Pupils in Year 7 are introduced to a range of new mathematical knowledge from all four areas of the maths curriculum: number, algebra, shape and measure, and statistics and probability. Pupils’ skills in number are a core focus of maths at BBEC and are developed from year 7 through work on fractions, decimals and percentages, factors and multiples, prime numbers, square numbers, ratio and indices.
Throughout KS3, pupils develop confidence in using algebra to solve equations, to describe and find terms in sequences and in producing graphs. Pupils learn to use their mathematical skills to accurately construct 2D shapes and to reflect, rotate, translate and enlarge shapes. Furthermore, they become confident at solving problems involving calculating angles, lengths and areas of 2D shapes in addition to calculating angles, lengths, surface areas and volumes of 3D shapes. Pupils also develop their understanding of statistics and learn to calculate averages and range in addition to learning how to collect and represent data in different forms.
Lastly, pupils develop their understanding of conditional and unconditional probability and learn how to calculate probability accurately. Throughout KS3, pupils are encouraged to apply their skills to increasingly complex mathematical problems, increasing their problem-solving skills and equipping them with transferrable skills which are highly valued by employers, colleges and universities.
Students follow the Edexcel GCSE Maths (Linear) Course. They cover topics from the GCSE maths course in Year 9 and continue to work from the GCSE syllabus throughout Year 10 and Year 11. Pupils work towards either the Higher Tier (A* to C) or Foundation Tier (C to G) of GCSE according to their ability and target grades with the majority of pupils at BBEC working towards Higher Tier by Year 11 and sitting the Higher Tier papers at the end of the course. There is regular assessment at KS4 and pupils sit mock exams at several points throughout the two year course to ensure that they are in the best set to help them attain the best possible grade. This ensures that pupils are always being challenged effectively.
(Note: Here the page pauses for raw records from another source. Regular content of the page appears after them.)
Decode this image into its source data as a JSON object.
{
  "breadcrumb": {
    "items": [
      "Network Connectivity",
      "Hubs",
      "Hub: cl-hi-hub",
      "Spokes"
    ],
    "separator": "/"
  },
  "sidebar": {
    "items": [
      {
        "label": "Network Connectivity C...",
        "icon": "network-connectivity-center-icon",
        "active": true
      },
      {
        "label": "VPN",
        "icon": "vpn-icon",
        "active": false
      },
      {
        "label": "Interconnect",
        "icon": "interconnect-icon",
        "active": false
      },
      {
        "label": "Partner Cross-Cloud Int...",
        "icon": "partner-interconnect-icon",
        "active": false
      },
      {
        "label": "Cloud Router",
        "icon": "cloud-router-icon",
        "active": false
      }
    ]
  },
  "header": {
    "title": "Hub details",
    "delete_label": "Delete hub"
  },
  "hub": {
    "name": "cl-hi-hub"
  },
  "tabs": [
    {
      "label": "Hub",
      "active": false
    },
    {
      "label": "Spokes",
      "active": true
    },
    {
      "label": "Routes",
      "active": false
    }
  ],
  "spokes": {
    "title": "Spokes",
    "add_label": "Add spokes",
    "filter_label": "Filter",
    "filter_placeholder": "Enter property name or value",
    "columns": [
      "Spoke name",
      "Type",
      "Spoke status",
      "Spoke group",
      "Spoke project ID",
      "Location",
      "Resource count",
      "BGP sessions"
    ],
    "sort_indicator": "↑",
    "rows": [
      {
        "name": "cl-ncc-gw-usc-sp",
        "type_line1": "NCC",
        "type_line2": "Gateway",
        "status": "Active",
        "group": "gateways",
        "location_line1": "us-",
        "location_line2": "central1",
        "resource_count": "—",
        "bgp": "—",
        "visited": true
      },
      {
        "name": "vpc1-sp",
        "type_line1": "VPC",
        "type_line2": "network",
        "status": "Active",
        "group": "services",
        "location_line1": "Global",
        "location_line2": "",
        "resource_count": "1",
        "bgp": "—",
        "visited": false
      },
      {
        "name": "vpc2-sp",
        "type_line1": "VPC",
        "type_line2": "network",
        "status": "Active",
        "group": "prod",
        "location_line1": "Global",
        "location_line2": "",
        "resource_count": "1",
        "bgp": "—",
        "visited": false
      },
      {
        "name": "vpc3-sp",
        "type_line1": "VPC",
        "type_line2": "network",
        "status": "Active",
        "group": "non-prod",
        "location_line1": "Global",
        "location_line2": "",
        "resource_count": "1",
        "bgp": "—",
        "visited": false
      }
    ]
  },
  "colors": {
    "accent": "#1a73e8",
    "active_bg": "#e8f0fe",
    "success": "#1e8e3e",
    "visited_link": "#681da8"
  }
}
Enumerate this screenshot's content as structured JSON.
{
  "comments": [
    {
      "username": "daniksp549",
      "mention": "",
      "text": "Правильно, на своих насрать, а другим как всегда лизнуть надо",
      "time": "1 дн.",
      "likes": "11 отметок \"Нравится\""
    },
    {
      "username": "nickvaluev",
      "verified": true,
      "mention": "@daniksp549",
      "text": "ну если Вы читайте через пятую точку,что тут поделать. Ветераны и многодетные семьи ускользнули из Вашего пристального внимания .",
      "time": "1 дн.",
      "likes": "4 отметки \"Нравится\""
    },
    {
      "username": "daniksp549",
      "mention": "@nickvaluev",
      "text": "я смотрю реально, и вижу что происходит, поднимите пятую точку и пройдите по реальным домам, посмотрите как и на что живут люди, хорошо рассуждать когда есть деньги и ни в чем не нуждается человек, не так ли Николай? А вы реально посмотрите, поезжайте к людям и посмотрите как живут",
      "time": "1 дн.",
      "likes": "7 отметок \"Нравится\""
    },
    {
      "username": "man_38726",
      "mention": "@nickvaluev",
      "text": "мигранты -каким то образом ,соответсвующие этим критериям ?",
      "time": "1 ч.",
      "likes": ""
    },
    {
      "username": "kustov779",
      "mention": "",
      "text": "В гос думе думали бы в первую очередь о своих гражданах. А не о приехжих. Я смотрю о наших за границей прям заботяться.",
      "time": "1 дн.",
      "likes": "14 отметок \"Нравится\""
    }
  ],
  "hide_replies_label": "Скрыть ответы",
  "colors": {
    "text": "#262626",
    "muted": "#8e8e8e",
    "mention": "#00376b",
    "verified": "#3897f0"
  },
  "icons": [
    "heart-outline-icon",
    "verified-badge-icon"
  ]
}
The mathematics department supports pupils from all year groups outside of lessons through a numeracy clinic on Thursday lunchtime where all maths department staff are available to help pupils with any maths or numeracy problems they may have. The maths department also run after school classes for all Year 11 pupils on Thursday from 3pm to 4pm to help them in their preparation for the GCSE exams at the end of their course.